_What is expected_.
Exactly how many lines in this data contain the word "JSON"? Only the number should be given.

[Material shown — start]

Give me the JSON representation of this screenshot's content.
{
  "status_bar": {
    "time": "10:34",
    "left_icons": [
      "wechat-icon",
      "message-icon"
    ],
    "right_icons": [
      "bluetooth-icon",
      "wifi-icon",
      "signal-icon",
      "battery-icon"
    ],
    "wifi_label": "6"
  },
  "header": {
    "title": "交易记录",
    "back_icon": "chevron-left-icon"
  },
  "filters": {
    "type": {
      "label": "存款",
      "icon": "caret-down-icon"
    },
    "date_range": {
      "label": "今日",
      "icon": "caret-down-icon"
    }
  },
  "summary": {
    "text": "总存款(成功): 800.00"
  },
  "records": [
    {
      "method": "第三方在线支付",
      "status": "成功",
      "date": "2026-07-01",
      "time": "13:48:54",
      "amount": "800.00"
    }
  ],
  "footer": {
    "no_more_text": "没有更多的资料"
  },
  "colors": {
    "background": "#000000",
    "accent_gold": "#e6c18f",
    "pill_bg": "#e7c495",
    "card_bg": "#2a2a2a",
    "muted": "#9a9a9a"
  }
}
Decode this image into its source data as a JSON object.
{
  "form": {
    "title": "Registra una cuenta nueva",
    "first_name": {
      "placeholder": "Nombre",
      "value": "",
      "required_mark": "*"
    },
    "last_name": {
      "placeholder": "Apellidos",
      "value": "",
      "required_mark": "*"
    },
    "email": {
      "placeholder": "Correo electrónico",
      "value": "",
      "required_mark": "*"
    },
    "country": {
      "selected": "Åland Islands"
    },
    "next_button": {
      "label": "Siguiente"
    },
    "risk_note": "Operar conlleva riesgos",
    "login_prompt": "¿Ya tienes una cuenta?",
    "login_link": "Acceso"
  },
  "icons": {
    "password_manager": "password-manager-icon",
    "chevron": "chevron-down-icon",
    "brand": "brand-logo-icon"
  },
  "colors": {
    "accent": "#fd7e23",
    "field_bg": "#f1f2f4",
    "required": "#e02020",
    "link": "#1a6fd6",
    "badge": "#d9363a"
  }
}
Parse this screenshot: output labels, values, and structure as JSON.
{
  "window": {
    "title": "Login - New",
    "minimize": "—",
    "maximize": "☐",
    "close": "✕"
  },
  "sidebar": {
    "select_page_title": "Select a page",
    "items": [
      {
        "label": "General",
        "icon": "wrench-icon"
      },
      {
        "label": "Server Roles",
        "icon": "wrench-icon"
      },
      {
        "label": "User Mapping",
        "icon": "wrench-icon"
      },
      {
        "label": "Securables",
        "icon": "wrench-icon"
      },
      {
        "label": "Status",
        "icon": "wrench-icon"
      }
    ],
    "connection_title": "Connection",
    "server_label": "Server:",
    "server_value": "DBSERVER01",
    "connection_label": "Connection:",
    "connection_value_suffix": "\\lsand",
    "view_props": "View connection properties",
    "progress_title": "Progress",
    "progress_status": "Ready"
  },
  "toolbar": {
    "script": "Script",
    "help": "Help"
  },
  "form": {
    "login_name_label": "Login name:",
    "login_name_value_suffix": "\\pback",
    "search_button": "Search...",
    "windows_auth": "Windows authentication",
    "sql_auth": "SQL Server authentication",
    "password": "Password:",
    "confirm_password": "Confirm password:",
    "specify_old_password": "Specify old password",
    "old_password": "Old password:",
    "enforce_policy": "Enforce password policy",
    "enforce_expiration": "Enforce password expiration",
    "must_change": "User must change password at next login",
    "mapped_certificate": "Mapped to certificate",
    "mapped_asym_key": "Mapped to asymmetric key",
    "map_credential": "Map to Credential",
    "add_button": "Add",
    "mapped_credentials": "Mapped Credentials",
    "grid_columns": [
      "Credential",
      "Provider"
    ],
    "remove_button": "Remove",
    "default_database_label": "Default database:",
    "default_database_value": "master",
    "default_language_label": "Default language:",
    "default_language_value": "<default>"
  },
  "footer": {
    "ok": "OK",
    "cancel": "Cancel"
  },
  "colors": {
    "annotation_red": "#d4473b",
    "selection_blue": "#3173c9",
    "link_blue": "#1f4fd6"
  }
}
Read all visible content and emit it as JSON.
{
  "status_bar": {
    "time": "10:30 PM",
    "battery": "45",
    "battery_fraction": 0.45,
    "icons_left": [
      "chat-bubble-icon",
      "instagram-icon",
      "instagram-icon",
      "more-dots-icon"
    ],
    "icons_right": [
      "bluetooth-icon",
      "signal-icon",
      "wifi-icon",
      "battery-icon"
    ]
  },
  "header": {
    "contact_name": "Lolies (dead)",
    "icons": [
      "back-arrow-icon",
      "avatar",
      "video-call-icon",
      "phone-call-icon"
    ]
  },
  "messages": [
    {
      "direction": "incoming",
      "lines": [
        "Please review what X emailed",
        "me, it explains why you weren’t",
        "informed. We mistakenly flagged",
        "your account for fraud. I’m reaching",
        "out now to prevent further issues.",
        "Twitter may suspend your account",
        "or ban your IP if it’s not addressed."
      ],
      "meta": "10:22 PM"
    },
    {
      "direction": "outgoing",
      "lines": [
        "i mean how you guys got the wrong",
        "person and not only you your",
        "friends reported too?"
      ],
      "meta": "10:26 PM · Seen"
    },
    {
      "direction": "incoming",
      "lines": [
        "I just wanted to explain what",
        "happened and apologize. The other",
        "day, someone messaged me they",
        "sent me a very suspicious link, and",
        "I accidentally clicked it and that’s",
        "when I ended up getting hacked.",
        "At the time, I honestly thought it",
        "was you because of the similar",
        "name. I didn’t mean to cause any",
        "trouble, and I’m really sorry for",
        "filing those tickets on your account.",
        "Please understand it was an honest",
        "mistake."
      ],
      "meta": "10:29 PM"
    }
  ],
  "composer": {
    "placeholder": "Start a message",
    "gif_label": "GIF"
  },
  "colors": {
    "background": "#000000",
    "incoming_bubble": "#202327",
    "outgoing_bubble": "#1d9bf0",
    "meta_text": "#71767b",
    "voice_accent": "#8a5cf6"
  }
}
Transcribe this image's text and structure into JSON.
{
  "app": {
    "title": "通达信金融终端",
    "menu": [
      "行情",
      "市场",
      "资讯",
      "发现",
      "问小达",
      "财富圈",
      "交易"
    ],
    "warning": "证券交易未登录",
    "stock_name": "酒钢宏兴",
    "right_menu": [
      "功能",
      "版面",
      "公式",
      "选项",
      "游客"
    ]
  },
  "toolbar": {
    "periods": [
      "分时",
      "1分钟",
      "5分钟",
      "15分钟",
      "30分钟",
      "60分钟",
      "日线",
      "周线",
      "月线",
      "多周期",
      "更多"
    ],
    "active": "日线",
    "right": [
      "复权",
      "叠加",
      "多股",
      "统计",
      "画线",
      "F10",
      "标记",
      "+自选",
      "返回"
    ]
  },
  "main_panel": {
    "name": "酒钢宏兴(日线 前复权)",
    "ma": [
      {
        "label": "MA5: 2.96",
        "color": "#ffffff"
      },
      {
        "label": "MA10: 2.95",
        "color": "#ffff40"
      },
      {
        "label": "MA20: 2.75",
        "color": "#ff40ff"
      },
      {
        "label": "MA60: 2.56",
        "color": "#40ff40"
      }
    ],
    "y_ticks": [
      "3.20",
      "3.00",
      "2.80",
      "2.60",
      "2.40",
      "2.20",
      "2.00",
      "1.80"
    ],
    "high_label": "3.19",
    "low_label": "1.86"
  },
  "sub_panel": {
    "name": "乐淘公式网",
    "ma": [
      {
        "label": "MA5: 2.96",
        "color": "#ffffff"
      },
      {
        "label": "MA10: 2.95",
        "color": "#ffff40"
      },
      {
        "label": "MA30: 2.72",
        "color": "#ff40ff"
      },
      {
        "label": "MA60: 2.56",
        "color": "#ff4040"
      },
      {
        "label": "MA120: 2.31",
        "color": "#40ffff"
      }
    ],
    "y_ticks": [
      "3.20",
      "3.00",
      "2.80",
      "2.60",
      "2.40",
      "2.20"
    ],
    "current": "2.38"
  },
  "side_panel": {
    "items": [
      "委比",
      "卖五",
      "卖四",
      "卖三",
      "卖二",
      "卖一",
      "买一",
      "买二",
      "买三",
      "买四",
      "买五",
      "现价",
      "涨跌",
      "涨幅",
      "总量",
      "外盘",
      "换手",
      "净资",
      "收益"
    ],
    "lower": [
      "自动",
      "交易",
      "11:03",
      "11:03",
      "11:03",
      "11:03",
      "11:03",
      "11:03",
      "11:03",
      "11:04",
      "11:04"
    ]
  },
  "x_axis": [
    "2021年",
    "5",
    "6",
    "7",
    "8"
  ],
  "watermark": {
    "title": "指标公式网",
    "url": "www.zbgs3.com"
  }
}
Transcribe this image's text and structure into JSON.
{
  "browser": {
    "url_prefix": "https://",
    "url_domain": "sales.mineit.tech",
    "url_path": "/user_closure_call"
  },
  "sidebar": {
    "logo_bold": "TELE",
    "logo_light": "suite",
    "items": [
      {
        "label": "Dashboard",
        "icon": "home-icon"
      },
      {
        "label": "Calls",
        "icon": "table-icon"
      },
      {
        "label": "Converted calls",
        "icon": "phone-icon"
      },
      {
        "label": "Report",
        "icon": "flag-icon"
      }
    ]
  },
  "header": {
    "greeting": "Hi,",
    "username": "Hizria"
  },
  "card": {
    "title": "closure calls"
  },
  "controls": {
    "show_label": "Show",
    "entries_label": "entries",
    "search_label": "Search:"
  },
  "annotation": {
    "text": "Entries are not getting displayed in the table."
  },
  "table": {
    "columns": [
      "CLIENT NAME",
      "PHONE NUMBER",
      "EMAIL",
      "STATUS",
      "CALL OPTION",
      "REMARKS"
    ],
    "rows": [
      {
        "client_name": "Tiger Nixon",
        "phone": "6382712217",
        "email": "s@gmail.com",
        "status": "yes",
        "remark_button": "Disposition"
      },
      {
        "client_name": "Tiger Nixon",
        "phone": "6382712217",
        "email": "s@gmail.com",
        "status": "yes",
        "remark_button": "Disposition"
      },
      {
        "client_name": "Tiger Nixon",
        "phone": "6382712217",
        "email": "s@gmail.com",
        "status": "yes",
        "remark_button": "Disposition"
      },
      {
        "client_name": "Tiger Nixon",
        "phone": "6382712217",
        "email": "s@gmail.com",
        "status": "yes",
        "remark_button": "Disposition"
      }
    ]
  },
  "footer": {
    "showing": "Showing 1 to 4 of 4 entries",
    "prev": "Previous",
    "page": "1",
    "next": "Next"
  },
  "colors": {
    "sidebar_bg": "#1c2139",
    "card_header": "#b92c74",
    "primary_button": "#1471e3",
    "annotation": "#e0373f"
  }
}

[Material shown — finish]

_Answer area_.
6